Tread Mill (and other assorted gym equipment): I loved the reasoning (and convinced myself) that purchasing $500 in various gym equipment (including a $300 treadmill) would be the solution to my gym membership costs. Using the treadmill and other exercise equipment on a daily basis would get me in shape and I would save tons of money over the monthly gym membership dues. The problem is that I don’t use them. I find it extremely hard to motivate myself to work out at my own home compared to a gym, so all the exercise equipment sits in the corner of my garage gathering dust after being used for about a month or so.

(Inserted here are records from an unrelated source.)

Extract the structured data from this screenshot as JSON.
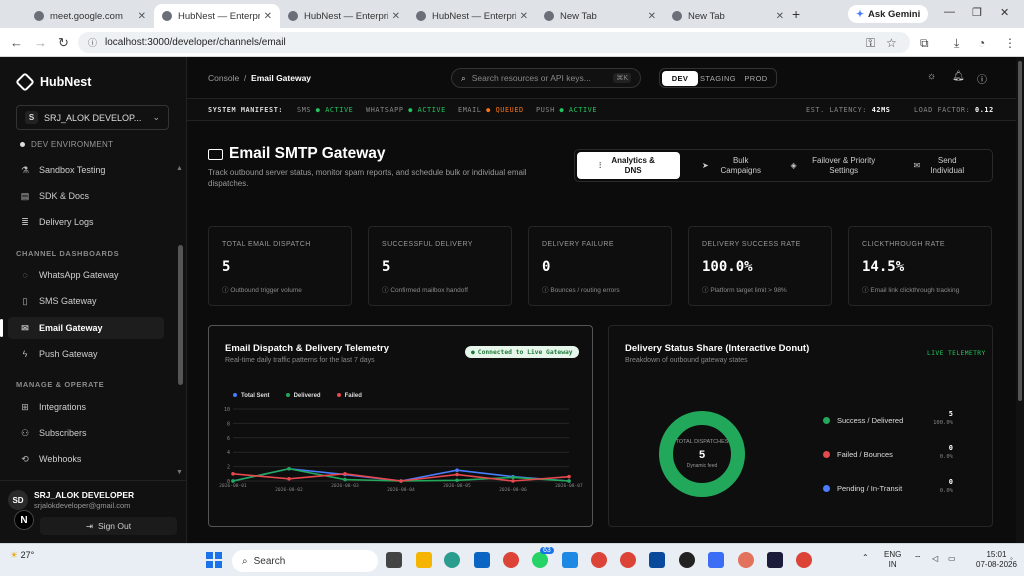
{
  "browser": {
    "tabs": [
      {
        "title": "meet.google.com",
        "active": false
      },
      {
        "title": "HubNest — Enterprise",
        "active": true
      },
      {
        "title": "HubNest — Enterprise",
        "active": false
      },
      {
        "title": "HubNest — Enterprise",
        "active": false
      },
      {
        "title": "New Tab",
        "active": false
      },
      {
        "title": "New Tab",
        "active": false
      }
    ],
    "gemini_label": "Ask Gemini",
    "url": "localhost:3000/developer/channels/email"
  },
  "sidebar": {
    "brand": "HubNest",
    "project": {
      "initial": "S",
      "name": "SRJ_ALOK DEVELOP..."
    },
    "env": "DEV ENVIRONMENT",
    "items_top": [
      {
        "label": "Sandbox Testing",
        "icon": "flask-icon"
      },
      {
        "label": "SDK & Docs",
        "icon": "book-icon"
      },
      {
        "label": "Delivery Logs",
        "icon": "list-icon"
      }
    ],
    "section_channels": "CHANNEL DASHBOARDS",
    "channels": [
      {
        "label": "WhatsApp Gateway",
        "icon": "chat-icon",
        "active": false
      },
      {
        "label": "SMS Gateway",
        "icon": "phone-icon",
        "active": false
      },
      {
        "label": "Email Gateway",
        "icon": "mail-icon",
        "active": true
      },
      {
        "label": "Push Gateway",
        "icon": "bolt-icon",
        "active": false
      }
    ],
    "section_manage": "MANAGE & OPERATE",
    "manage": [
      {
        "label": "Integrations",
        "icon": "grid-icon"
      },
      {
        "label": "Subscribers",
        "icon": "user-icon"
      },
      {
        "label": "Webhooks",
        "icon": "webhook-icon"
      }
    ],
    "user": {
      "initials": "SD",
      "name": "SRJ_ALOK DEVELOPER",
      "email": "srjalokdeveloper@gmail.com"
    },
    "signout": "Sign Out",
    "n_badge": "N"
  },
  "topnav": {
    "crumb_root": "Console",
    "crumb_sep": "/",
    "crumb_current": "Email Gateway",
    "search_placeholder": "Search resources or API keys...",
    "search_kbd": "⌘K",
    "envs": [
      "DEV",
      "STAGING",
      "PROD"
    ],
    "env_active": "DEV"
  },
  "manifest": {
    "label": "SYSTEM MANIFEST:",
    "items": [
      {
        "name": "SMS",
        "status": "ACTIVE"
      },
      {
        "name": "WHATSAPP",
        "status": "ACTIVE"
      },
      {
        "name": "EMAIL",
        "status": "QUEUED"
      },
      {
        "name": "PUSH",
        "status": "ACTIVE"
      }
    ],
    "latency_label": "EST. LATENCY:",
    "latency_value": "42MS",
    "load_label": "LOAD FACTOR:",
    "load_value": "0.12"
  },
  "page": {
    "title": "Email SMTP Gateway",
    "subtitle": "Track outbound server status, monitor spam reports, and schedule bulk or individual email dispatches.",
    "actions": [
      {
        "label": "Analytics & DNS",
        "icon": "chart-icon",
        "active": true
      },
      {
        "label": "Bulk Campaigns",
        "icon": "send-icon",
        "active": false
      },
      {
        "label": "Failover & Priority Settings",
        "icon": "layers-icon",
        "active": false
      },
      {
        "label": "Send Individual",
        "icon": "mail-icon",
        "active": false
      }
    ]
  },
  "kpis": [
    {
      "label": "TOTAL EMAIL DISPATCH",
      "value": "5",
      "foot": "Outbound trigger volume"
    },
    {
      "label": "SUCCESSFUL DELIVERY",
      "value": "5",
      "foot": "Confirmed mailbox handoff"
    },
    {
      "label": "DELIVERY FAILURE",
      "value": "0",
      "foot": "Bounces / routing errors"
    },
    {
      "label": "DELIVERY SUCCESS RATE",
      "value": "100.0%",
      "foot": "Platform target limit > 98%"
    },
    {
      "label": "CLICKTHROUGH RATE",
      "value": "14.5%",
      "foot": "Email link clickthrough tracking"
    }
  ],
  "telemetry": {
    "title": "Email Dispatch & Delivery Telemetry",
    "subtitle": "Real-time daily traffic patterns for the last 7 days",
    "badge": "Connected to Live Gateway",
    "colors": {
      "sent": "#4a7dff",
      "delivered": "#22a85a",
      "failed": "#e5484d"
    }
  },
  "chart_data": [
    {
      "type": "line",
      "title": "Email Dispatch & Delivery Telemetry",
      "x": [
        "2026-08-01",
        "2026-08-02",
        "2026-08-03",
        "2026-08-04",
        "2026-08-05",
        "2026-08-06",
        "2026-08-07"
      ],
      "yticks": [
        0,
        2,
        4,
        6,
        8,
        10
      ],
      "ylim": [
        0,
        10
      ],
      "legend": "top-left",
      "grid": true,
      "series": [
        {
          "name": "Total Sent",
          "color": "#4a7dff",
          "values": [
            0,
            1.7,
            0.9,
            0,
            1.5,
            0.6,
            0
          ]
        },
        {
          "name": "Delivered",
          "color": "#22a85a",
          "values": [
            0,
            1.7,
            0.2,
            0,
            0.1,
            0.5,
            0
          ]
        },
        {
          "name": "Failed",
          "color": "#e5484d",
          "values": [
            1,
            0.3,
            1,
            0,
            0.9,
            0,
            0.6
          ]
        }
      ]
    },
    {
      "type": "pie",
      "title": "Delivery Status Share (Interactive Donut)",
      "categories": [
        "Success / Delivered",
        "Failed / Bounces",
        "Pending / In-Transit"
      ],
      "values": [
        5,
        0,
        0
      ],
      "colors": [
        "#22a85a",
        "#e5484d",
        "#4a7dff"
      ]
    }
  ],
  "donut": {
    "title": "Delivery Status Share (Interactive Donut)",
    "subtitle": "Breakdown of outbound gateway states",
    "badge": "LIVE TELEMETRY",
    "center_label": "TOTAL DISPATCHES",
    "center_value": "5",
    "center_sub": "Dynamic feed",
    "legend": [
      {
        "label": "Success / Delivered",
        "count": "5",
        "pct": "100.0%",
        "color": "#22a85a"
      },
      {
        "label": "Failed / Bounces",
        "count": "0",
        "pct": "0.0%",
        "color": "#e5484d"
      },
      {
        "label": "Pending / In-Transit",
        "count": "0",
        "pct": "0.0%",
        "color": "#4a7dff"
      }
    ]
  },
  "taskbar": {
    "search": "Search",
    "temp": "27°",
    "lang1": "ENG",
    "lang2": "IN",
    "time": "15:01",
    "date": "07-08-2026",
    "badge": "63"
  }
}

Fancy Kitchen Supplies: I came to the conclusion that the reason that I was eating out was because I didn’t have a fancy kitchen supplies to cook my own meals properly. If I stocked my kitchen and made it easy to cook, and I could save all kinds of money by not going out and eating at restaurants. After spending $400 to get slicing and dicing kitchen gadgets, I realize that it wasn’t that I didn’t have the right supplies, it was that I just didn’t like cooking all that much. All those fancy kitchen gadgets get used once in a blue moon and I still go out to dinner as much as I used to.
Bike: A bike was the perfect solution to ever-increasing gas prices. I would use it to commute to work and to run errands while saving money on gas and other car related expenses. After shelling out $350, it took one hot day and one rainy day to cure me from this delusion. The bike sits in the garage next to the exercise equipment gathering dust.
Coffee Maker: Buying a fancy espresso machine seemed like the perfect solution to by Starbucks coffee addiction. No longer would I need to make my daily trip to get my coffee fix since I could brew my own for pennies on the dollar. After spending $200 on a fancy espresso coffee maker, I’ve used it maybe a dozen times. The truth is that when I get up in the morning and I’m still half asleep, I have no desire to make myself a cup of coffee. The espresso machine is back in it’s box sitting on top of the refrigerator.
All kinds of crap from TV: Although I am somewhat ashamed to admit it, I get hooked into those late-night TV commercials to buy all the stuff that is going to make my life easier and save me money. I could probably make giant list of stuff that came from these shows that were supposed to save me money, but never did. Most of them never worked nearly as well as they seemed to work in TV commercials and so they didn’t ever get used again after a few trials.
My point in all this isn’t that you shouldn’t try to save money. I’m also not saying that all of the above items that didn’t work for me will not save you money. What I’m saying is that when you buy something you need to know yourself well enough to anticipate whether it will really save you money or not. In theory, all those things should have saved me money, but it was different in reality.
The better you know yourself, the more realistic you can be with your purchases and not convince yourself to purchase stuff that is supposed to save you money, but in reality will not. I’m still working on it and have a long way to go, but I’m getting better. Now if I could just get myself to stop watching those late-night TV commercials…